Urban real estate investors take note: FTTH has come of age in the multi-dwelling unit marketplace. (MDU). When looking for new homes, many more renters and owners are now considering FTTH a necessity.
Several studies have established that fiber raises the value of single family homes by $5,000 – $6,000 on a home valued at $300,000. A July 2014 survey, commissioned by Broadband Communities magazine and conducted by RVA LLC indicates that similar results influence MDUs. Clearly, access to FTTH adds measurable value to real estate.
The study examined numerous factors related to knowledge, use, satisfaction, and adoption of FTTH related to MDUs. RVA broke down the results by age, economics, and education attained. While some results were surprising, others were predictable. For example, level of education attained is not necessarily consistent with knowledge of the benefits of FTTH. The study reflects that those with a graduate degree did not have the same appreciation for the technology as those with some college less than a four-year degree.
The level of satisfaction when comparing FTTH to cable, DSL, wireless, and satellite options was not surprising. Of course, fiber-to-the-home far out performed any other technology.
The survey also found that access to broadband has become as important as other utilities:

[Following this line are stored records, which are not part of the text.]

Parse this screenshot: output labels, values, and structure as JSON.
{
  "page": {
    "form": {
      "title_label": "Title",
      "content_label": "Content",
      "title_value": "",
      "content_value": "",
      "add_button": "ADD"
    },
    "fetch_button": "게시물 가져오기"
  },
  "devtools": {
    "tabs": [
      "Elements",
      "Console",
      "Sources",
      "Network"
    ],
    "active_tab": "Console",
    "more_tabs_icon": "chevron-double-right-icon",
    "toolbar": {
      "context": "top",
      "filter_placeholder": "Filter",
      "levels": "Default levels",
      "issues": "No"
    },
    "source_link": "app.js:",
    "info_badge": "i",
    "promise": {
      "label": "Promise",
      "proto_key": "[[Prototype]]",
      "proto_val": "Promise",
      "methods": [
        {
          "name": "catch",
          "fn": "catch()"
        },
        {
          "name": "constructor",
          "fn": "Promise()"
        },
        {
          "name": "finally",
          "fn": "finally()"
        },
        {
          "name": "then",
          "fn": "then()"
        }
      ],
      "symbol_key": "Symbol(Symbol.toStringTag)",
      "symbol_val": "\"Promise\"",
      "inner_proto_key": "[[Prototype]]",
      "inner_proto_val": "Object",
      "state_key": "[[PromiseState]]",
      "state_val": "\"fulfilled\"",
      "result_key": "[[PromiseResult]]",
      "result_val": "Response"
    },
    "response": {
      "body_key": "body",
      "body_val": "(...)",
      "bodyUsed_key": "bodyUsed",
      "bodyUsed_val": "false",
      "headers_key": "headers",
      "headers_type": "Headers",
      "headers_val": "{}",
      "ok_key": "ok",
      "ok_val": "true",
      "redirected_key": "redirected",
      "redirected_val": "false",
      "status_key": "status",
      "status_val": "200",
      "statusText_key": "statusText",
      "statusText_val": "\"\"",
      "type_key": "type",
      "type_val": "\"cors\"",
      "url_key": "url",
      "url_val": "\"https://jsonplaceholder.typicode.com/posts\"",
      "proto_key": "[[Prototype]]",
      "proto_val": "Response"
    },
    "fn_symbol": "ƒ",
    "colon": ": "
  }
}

Overall, survey respondents indicated that broadband was, indeed, their top amenity. This finding confirms other recent polling and provides finer-grained details: For MDU unit owners, access to good broadband is now the top amenity by a large margin. Renters rated broadband second in terms of amenity importance, close behind “in-unit washer/dryer.” Broadband was valued highly in all types of buildings but especially in student housing and in luxury buildings.
FTTH can influence sale value by 3 percent and rental value by 8 percent. The additional revenue to the building owner far outweighs the initial investment:
For an MDU building owner, outfitting an apartment with FTTH would yield $972 more annual rental revenue and $209 more revenue from lower vacancy rates, the survey shows. Having FTTH at the site would also result in a $120 savings in marketing, administration and maintenance stemming from 31 percent lower churn and more word-of-mouth advertising, according to the survey.
In a May 2014 American Planning Association report, Investing in Place [PDF], researchers asked Millenials, Boomers, and Gen Xers to rank their priorities for urban landscapes:
When asked about high priorities for metro areas, Active Boomers cited high-speed Internet access and affordable housing equally at 65 percent each, which was second only to safe streets (79 percent). Millennials ranked internet service third with 58 percent; safe streets cited first with 76 percent and affordable housing cited second with 71 percent. Generation Xers also ranked Internet service third with 51 percent; safe streets was first (69 percent) and affordable housing was second (57 percent).
These same three metro features also were cited in the same order by three of the four different types of communities — urban, suburban, and small town — and each of the four regions.
Fiber it quickly becoming on par with considerations of floor plan, natural light, and location. From the Broadband Communities survey:
MDU developers and managers should be marketing broadband, especially FTTH broadband, more aggressively. This is especially true given that broadband is the only amenity (in the list respondents used) that cannot be seen with the naked eye.